This year was different from other wave years because of the unusually strong influence of the presidential vote in individual states in the last two cycles. It explained over 75 percent of the variation in results across the races this year. That’s the highest ever.
When controlling for the presidential vote, incumbency had 40 percent of the explanatory power it normally does. While it would be tempting to assert that incumbency doesn’t matter as much as it used to, it would also be wrong. In 2012, controlling for the presidential vote, the explanatory power of incumbency pretty much matched the historical average from 1982 to 2014.
In other words, negative feelings towards President Obama almost entirely overwhelmed the incumbency advantage in 2014. That’s why Democratic Sen. Mark Warner — a former popular governor who won his seat by 31 points in 2008 — nearly lost in Virginia even though Obama won the state twice.
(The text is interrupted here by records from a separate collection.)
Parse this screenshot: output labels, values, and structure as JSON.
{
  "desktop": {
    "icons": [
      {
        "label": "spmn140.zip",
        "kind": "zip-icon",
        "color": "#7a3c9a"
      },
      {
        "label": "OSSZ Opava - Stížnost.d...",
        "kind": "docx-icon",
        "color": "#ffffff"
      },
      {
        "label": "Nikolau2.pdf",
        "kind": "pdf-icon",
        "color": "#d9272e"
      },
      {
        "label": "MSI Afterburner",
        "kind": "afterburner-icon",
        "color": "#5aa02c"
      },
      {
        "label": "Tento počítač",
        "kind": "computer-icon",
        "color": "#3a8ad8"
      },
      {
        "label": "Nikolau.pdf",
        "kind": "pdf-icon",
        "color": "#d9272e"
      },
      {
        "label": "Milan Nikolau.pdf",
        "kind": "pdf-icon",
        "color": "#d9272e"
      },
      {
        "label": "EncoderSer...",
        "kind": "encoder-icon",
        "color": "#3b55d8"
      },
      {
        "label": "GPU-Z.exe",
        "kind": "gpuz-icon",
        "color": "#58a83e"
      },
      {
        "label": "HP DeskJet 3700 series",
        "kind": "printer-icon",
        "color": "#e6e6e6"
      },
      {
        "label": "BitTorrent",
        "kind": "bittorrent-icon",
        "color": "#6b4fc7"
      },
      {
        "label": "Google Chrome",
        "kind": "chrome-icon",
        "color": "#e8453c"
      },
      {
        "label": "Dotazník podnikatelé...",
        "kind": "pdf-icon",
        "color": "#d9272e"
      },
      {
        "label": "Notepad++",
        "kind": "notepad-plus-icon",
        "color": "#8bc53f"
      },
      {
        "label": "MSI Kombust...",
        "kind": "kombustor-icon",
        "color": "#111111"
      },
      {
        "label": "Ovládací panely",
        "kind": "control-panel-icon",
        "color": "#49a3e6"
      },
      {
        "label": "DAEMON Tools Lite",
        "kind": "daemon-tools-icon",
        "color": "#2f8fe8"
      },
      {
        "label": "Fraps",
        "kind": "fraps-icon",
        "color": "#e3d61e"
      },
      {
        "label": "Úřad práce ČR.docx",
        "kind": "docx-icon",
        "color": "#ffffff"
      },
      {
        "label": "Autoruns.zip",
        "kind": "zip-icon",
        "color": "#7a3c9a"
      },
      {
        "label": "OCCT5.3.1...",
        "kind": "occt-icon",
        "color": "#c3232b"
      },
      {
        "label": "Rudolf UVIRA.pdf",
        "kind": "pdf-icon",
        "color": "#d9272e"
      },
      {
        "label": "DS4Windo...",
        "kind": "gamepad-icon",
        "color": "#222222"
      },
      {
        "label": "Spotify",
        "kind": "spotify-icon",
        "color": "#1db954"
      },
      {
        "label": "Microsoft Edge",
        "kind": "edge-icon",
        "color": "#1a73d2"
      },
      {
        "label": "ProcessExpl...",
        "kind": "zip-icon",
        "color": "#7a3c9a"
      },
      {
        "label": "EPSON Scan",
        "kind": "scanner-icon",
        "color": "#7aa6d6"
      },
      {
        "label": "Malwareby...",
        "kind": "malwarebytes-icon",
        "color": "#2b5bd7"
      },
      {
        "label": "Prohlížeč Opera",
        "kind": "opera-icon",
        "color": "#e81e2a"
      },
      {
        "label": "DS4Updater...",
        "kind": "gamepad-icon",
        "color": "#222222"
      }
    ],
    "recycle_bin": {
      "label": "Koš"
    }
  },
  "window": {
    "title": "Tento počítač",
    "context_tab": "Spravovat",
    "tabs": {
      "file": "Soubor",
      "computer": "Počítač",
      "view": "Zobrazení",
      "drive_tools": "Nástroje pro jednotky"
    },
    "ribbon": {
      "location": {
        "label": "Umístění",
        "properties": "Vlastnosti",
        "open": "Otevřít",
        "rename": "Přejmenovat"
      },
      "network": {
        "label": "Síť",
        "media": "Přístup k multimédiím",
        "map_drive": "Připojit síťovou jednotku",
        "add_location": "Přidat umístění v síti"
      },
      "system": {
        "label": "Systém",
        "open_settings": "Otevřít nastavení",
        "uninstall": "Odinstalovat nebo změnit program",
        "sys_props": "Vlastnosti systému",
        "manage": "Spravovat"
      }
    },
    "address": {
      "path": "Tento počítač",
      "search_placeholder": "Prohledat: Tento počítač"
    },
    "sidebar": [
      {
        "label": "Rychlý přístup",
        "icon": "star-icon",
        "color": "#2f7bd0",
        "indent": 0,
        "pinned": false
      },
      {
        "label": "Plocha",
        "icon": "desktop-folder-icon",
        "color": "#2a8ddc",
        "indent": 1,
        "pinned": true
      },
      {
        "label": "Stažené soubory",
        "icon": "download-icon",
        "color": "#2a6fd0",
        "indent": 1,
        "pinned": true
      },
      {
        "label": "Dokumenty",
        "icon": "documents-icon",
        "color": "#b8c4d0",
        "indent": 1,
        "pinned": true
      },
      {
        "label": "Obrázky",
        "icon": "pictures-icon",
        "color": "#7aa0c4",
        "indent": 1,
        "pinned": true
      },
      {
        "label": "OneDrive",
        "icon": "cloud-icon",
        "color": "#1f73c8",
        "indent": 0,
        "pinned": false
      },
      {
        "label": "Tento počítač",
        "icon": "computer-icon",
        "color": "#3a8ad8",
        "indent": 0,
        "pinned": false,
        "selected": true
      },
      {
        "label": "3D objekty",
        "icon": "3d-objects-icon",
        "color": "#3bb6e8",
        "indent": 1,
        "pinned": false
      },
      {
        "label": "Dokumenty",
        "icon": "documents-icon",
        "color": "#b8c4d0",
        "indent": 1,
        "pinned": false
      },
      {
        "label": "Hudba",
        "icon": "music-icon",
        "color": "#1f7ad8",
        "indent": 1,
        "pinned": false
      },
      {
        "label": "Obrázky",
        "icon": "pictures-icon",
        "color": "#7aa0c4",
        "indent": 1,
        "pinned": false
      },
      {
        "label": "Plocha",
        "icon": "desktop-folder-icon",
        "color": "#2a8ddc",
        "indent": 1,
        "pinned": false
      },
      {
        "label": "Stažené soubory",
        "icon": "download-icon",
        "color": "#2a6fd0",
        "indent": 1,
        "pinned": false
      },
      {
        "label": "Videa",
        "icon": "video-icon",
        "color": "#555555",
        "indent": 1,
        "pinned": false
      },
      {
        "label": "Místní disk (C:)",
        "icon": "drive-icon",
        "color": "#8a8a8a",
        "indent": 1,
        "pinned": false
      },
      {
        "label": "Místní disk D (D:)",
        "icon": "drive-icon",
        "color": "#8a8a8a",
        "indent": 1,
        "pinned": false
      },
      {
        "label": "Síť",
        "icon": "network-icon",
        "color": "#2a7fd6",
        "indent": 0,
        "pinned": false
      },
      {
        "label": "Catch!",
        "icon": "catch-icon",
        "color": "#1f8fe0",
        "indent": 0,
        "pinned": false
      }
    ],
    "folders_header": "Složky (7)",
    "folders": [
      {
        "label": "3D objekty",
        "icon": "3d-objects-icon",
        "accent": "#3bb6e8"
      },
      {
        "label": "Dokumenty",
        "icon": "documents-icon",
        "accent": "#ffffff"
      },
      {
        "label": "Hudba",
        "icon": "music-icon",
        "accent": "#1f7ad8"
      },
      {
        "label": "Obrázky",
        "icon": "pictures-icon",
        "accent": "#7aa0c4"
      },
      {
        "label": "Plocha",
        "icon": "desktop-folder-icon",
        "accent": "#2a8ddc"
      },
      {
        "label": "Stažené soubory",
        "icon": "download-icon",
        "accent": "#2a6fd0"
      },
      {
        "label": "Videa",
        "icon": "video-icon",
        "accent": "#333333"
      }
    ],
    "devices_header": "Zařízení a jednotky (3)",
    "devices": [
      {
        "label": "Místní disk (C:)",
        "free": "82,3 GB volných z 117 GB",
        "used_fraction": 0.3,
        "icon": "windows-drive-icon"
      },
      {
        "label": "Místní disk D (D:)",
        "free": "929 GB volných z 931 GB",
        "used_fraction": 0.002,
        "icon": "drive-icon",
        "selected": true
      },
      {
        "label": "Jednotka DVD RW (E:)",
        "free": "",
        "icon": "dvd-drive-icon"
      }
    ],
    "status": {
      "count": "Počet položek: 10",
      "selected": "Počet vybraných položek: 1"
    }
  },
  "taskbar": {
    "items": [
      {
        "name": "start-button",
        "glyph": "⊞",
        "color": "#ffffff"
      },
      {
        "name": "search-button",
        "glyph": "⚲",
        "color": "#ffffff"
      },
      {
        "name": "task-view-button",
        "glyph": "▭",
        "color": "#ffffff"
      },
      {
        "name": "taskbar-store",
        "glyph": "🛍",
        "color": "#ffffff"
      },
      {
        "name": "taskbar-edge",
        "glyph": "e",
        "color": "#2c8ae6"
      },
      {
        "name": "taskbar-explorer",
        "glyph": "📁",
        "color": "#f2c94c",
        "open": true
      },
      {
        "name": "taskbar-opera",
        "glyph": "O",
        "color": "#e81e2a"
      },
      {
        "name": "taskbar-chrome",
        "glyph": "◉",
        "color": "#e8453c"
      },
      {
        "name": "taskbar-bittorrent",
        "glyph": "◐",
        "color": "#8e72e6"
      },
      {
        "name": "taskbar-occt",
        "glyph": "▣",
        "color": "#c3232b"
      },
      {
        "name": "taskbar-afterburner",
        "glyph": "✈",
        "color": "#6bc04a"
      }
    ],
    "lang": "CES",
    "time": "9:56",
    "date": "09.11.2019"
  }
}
Republican Thom Tillis beat Democratic Sen. Kay Hagan in the purple state of North Carolina. And in Iowa, which has voted just once for a Republican presidential candidate since 1984, Republican Joni Ernst beat Democrat Bruce Braley.They go on to mention candidate quality as another reason for the outcomes. Right after the election, David Brooks surveyed the biographies of newly-elected GOP senators and governors:
Let’s pause over some of the institutions mentioned in these mini-bios: IBM, Reebok, the Red Cross, McKinsey and the Army. These are not fringe organizations. These are the pillars of American society.
Republicans won this election in part because they re-established their party’s traditional personality. The beau ideal of American Republicanism is the prudent business leader who is active in the community, active at church and fervently devoted to national defense.